**TASK DETAILS**. Only the lines from the line holding "Serialize everything readable" through the final line of the entries below are to be returned, exactly as they stand.

(Web page and app entries)
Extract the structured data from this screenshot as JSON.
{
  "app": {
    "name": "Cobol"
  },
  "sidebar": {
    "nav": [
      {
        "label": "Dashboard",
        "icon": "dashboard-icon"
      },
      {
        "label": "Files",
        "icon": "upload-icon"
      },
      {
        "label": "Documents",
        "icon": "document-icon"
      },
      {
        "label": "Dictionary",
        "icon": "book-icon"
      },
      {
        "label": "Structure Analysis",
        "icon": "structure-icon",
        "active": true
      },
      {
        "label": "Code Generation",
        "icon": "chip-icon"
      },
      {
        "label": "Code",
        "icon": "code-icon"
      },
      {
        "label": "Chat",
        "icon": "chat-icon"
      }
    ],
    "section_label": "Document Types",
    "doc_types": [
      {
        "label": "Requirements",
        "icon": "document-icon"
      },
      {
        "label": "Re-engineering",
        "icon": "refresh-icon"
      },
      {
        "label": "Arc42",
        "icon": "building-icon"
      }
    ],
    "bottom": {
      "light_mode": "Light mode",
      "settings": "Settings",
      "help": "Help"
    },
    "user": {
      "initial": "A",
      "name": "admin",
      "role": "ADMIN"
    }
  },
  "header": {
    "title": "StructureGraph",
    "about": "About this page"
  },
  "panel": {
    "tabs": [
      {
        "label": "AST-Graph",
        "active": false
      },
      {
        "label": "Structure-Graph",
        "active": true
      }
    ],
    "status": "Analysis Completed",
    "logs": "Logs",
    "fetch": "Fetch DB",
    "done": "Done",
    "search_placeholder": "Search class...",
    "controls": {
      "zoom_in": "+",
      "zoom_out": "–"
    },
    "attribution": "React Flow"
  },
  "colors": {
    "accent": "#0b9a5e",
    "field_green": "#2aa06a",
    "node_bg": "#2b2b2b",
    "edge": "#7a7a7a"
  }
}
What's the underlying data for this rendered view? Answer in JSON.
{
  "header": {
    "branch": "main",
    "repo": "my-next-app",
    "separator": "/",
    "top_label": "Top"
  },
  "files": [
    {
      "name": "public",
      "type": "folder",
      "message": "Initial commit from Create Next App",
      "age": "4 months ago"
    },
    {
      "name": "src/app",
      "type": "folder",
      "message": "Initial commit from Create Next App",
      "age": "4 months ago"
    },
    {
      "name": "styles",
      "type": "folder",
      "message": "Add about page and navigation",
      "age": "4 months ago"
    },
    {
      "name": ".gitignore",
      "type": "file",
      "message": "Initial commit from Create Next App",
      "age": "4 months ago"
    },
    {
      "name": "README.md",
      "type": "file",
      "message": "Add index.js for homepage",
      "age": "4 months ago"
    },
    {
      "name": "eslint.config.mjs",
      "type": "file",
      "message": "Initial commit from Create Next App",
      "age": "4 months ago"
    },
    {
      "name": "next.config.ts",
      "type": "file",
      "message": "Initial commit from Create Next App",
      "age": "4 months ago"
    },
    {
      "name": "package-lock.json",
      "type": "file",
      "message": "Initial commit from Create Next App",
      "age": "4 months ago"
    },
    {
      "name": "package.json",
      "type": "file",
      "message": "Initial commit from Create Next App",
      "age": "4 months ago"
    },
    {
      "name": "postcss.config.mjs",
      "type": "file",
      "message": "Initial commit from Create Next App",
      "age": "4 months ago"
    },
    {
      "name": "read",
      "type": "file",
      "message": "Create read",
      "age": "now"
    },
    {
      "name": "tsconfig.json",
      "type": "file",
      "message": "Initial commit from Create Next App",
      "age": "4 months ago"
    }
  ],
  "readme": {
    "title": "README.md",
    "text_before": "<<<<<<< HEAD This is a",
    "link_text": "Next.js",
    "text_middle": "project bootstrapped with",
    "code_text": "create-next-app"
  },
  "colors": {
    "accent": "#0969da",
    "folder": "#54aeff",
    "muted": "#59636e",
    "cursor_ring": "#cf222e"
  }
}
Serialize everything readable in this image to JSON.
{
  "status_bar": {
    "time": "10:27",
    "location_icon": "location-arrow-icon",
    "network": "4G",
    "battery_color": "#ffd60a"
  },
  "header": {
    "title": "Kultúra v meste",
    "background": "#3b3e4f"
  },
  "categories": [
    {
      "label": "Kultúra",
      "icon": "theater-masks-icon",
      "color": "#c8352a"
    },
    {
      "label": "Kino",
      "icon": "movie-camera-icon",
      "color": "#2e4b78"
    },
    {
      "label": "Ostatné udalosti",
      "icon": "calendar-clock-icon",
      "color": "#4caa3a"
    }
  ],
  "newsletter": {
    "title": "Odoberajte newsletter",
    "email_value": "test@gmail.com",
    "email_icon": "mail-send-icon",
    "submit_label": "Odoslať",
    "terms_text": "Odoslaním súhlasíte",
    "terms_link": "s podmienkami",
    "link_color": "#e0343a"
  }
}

**SOLUTION TO THIS TASK**.
Serialize everything readable in this image to JSON.
{
  "status_bar": {
    "time": "10:27",
    "location_icon": "location-arrow-icon",
    "network": "4G",
    "battery_color": "#ffd60a"
  },
  "header": {
    "title": "Kultúra v meste",
    "background": "#3b3e4f"
  },
  "categories": [
    {
      "label": "Kultúra",
      "icon": "theater-masks-icon",
      "color": "#c8352a"
    },
    {
      "label": "Kino",
      "icon": "movie-camera-icon",
      "color": "#2e4b78"
    },
    {
      "label": "Ostatné udalosti",
      "icon": "calendar-clock-icon",
      "color": "#4caa3a"
    }
  ],
  "newsletter": {
    "title": "Odoberajte newsletter",
    "email_value": "test@gmail.com",
    "email_icon": "mail-send-icon",
    "submit_label": "Odoslať",
    "terms_text": "Odoslaním súhlasíte",
    "terms_link": "s podmienkami",
    "link_color": "#e0343a"
  }
}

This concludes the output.